Character Areas Tour
A view of the Queen's Temple from the south
The original work was called the Lady's Temple, and is often ascribed to Kent; but it closely resembled a Gibbs building at Down Hall in Essex. Lord Cobham and his political friends had their habitable Temple of Friendship from 1739 onwards, and we can imagine Lady Cobham demanding one for her own amusement, not too far from the house, and with a south aspect. It was built on a vaulted basement, open from front to back. The upper room had mural decorations by Sleter, the Venetian, depicting ladies engaged on the one side in needlework and shell-work, and on the other in painting and making music. A central Venetian window to the south enjoyed much the same view that we see to-day. Mid-way on the left is the Gothic Temple by Gibbs, romantically peeping above trees, and at the far end of the vista, effectively "answering" us here, his Temple of Friendship.The Seeley Guidebook of 1797 also mentions that "in the center of this apartment is a magnificent setting figure of Britannia supporting a medallion of the Queen.---The figure is as large as life, and is placed on a fluted pedestal, on which is the following inscription:"
Pietate erga Regem, erga Rempublicam
Virtute & constantia,
In difficillimis temporibus spectatissimæ,
D. D. D.
Georgius M. de Buckingham.
To the Queen,
Robinson points out that this tribute to Queen Charlotte was not simply a patriotic gesture by the Marquess of Buckingham but far more personal: "if the King had not recovered," he explains, "a Regency would have had to have been declared, thus opening the way for Fox to become prime minister in place of Buckingham's cousin William Pitt the Younger, who at that stage he staunchly supported. Queen Charlotte had not just nursed the King back to health; she had saved the Pitt-Grenville government!"

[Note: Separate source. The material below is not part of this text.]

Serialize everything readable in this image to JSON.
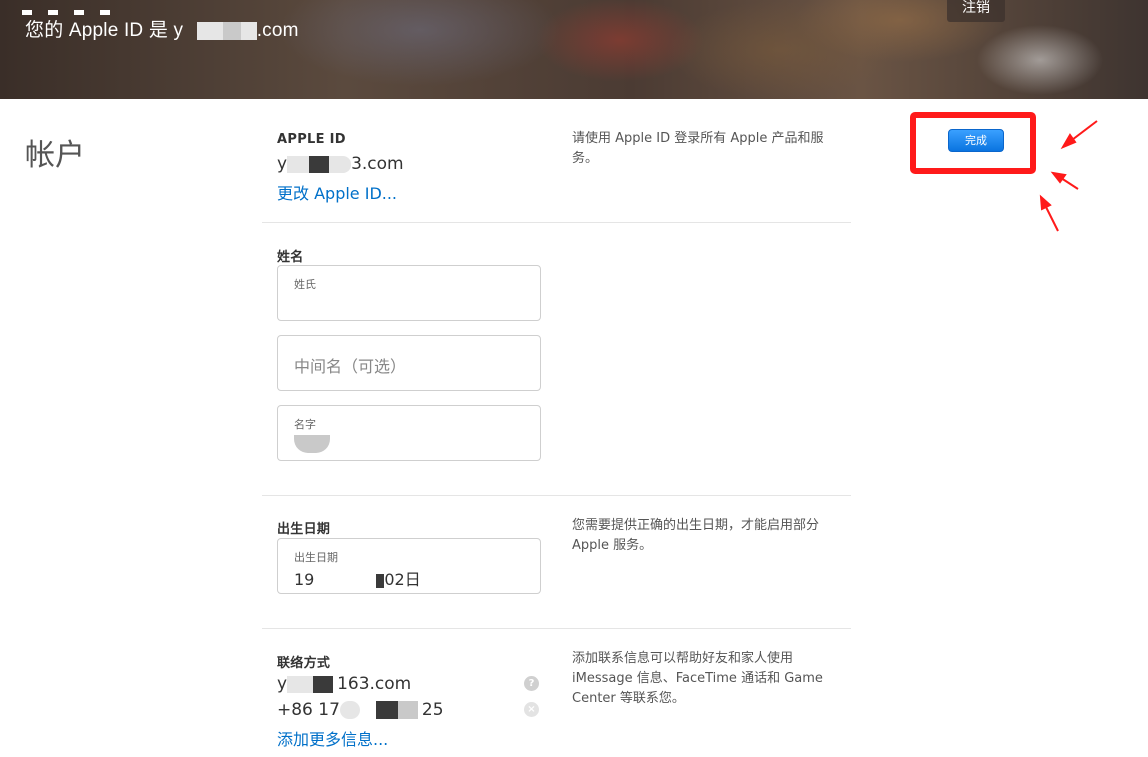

A view of the Queen's Temple from the northeast (Ladies Terrace)